Under the act, section 412 (c)(2) requires that the formula will not be marketed unless assurances are provided that quality factor requirements have been met for each "new" infant formula product. Quality factor assurances are thus product specific, rather than generic, in nature.
For each "new" infant formula product (which includes any infant formula that has had a major change in its formulation or processing), FDA evaluates whether a manufacturer has met the quantitative and quality requirements for essential nutrients in a new infant formula to ensure that the infant formula is likely to meet all of the known nutritional needs of infants and whether the formula will provide for normal physical growth when infants consume the formula as the sole source of nutrition.
FDA also monitors illnesses and injuries associated with the use of an infant formula. FDA’s adverse event monitoring system includes the monitoring and evaluating of adverse event reports associated with infant formulas. As warranted, consumer and physician warnings are published, and enforcement actions are taken.
In passing the 1980 Infant Formula Act and its 1986 amendments, Congress recognized infant formulas as a special category of foods that, because there is no margin for error in ensuring the healthy growth and development of infants, requires more regulation than other types of foods.
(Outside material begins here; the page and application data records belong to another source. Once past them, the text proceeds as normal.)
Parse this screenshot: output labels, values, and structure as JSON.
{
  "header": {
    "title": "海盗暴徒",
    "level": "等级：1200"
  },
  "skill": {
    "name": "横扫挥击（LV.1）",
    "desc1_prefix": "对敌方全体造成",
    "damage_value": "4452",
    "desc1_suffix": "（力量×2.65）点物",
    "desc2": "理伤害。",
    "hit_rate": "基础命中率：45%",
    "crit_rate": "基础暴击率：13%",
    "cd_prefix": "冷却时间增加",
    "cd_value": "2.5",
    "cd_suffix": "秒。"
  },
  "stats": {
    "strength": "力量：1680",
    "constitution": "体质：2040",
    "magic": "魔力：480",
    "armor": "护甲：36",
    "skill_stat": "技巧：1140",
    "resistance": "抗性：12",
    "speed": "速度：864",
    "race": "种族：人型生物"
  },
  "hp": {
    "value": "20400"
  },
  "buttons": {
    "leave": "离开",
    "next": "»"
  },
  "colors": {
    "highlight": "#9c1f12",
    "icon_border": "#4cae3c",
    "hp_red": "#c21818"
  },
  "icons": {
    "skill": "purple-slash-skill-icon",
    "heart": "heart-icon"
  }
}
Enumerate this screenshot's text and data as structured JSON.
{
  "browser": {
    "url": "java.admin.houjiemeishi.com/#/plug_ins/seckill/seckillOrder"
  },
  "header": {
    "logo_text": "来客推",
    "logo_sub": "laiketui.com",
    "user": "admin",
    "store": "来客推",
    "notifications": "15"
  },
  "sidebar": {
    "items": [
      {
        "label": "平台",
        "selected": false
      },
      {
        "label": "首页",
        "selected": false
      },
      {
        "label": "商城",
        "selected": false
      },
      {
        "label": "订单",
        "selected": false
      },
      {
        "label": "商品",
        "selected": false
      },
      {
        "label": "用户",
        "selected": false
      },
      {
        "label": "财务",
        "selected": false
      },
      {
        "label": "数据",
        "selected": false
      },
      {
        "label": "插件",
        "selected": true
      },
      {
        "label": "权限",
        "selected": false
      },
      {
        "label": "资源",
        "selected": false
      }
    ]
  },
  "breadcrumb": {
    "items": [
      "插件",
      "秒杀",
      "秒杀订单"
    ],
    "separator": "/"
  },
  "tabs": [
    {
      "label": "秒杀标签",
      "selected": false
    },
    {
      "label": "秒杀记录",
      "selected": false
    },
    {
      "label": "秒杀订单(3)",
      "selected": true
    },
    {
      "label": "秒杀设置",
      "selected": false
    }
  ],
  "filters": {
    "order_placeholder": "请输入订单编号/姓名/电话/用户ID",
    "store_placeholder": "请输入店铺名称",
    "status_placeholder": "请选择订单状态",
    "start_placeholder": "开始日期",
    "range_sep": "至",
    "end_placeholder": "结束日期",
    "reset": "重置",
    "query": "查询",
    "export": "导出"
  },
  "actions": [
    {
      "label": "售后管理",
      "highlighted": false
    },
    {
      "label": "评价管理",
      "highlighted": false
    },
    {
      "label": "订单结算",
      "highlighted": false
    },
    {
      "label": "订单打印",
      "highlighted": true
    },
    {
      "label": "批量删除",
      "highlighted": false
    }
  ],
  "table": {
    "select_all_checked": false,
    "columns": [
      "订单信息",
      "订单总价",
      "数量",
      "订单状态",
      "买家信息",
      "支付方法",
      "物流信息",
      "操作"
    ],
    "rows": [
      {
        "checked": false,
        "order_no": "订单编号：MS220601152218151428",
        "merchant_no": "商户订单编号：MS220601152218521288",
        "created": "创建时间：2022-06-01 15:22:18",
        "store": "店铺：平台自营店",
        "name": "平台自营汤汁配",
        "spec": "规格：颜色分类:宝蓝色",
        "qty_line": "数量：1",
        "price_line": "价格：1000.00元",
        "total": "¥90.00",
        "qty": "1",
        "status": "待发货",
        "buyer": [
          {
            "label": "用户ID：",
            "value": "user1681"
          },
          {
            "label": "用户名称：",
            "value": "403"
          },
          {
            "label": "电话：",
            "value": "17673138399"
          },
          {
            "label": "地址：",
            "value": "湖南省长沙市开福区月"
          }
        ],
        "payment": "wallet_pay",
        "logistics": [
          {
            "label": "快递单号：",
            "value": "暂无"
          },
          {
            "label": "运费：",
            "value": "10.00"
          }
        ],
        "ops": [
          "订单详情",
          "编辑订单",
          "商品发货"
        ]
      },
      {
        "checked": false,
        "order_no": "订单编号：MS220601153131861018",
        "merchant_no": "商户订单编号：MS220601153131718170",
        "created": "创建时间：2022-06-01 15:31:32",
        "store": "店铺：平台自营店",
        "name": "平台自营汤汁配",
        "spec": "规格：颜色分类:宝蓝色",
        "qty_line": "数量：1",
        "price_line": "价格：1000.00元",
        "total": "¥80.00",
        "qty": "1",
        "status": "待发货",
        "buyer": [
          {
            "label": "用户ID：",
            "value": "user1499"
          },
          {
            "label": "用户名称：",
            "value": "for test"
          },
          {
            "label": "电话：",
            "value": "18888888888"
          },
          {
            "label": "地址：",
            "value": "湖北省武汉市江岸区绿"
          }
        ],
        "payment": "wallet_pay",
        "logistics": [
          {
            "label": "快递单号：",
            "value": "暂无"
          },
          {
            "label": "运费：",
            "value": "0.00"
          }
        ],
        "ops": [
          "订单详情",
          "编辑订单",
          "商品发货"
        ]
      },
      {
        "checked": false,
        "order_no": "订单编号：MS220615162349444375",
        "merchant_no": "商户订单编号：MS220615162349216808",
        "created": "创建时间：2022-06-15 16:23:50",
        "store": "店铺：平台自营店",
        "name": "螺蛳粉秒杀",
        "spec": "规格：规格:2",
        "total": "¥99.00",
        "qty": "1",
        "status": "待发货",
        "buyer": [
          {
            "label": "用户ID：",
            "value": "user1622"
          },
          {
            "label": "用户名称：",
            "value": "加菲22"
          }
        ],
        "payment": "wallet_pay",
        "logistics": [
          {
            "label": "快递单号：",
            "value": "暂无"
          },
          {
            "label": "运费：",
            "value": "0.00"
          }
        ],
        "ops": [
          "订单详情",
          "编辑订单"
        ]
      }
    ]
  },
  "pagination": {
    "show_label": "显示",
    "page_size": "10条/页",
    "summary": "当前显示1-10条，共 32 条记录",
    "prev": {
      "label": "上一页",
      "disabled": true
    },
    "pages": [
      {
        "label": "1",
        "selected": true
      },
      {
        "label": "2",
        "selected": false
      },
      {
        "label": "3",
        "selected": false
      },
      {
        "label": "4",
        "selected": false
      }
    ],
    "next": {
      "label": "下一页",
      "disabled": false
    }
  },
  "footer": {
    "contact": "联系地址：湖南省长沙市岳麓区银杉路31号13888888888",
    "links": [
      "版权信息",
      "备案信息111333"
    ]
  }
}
Regulation of infant formulas involves both general safety provisions of the act and additional requirements specific to infant formulas (e.g., CGMPs, quality control procedures, nutrient levels and analysis, and quality factors). For most of the requirements specific to infant formula, manufacturers must provide assurances that the requirements have been met for each "new" product (including marketed products in which a major change has occurred) prior to marketing.